Indoor Air Quality

It's in the air

The world-wide COVID-19 pandemic raised awareness of ventilation in all indoor environments, including in schools. An airborne virus, which is spread through aerosol transmission, will build up in an environment without adequate ventilation and, in fact, can be spread throughout a building.

Inadequate or poorly-maintained ventilation systems can contribute to a number of hazards (e.g., temperature concerns, mould growth, build up of CO2 and air contaminants). Not only does this pose a health and safety concern for everyone in the building, but studies have also demonstrated that students’ ability to learn and concentrate is affected by CO2 concentration due to poor ventilation.

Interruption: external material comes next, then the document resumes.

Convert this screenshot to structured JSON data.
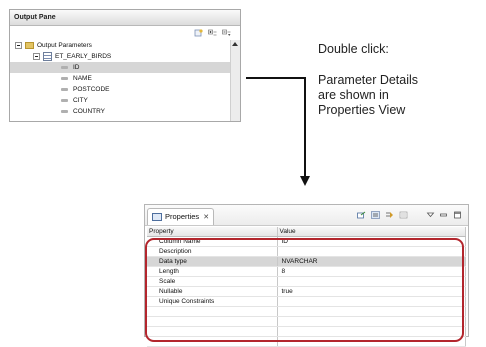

Some signs of concern with indoor air quality are easy to see: a puddle on the floor or damp ceiling tiles tell you there is moisture or a leak somewhere which could lead to mould growth, or a vent caked in dust might raise questions about how clean the ducts and filters are. But other concerns aren’t as obvious: a buildup of CO2 because insufficient outside air is coming in, or airborne viruses that aren’t being removed by a proper ventilation system. Inspections, maintenance, and air quality assessments are all a part of making sure the air we breathe is safe.

Poor ventilation has always represented a risk to staff and students. In a post-pandemic world that is facing a climate crisis, improved ventilation is necessary to keep us safe from airborne hazards indoors and outside.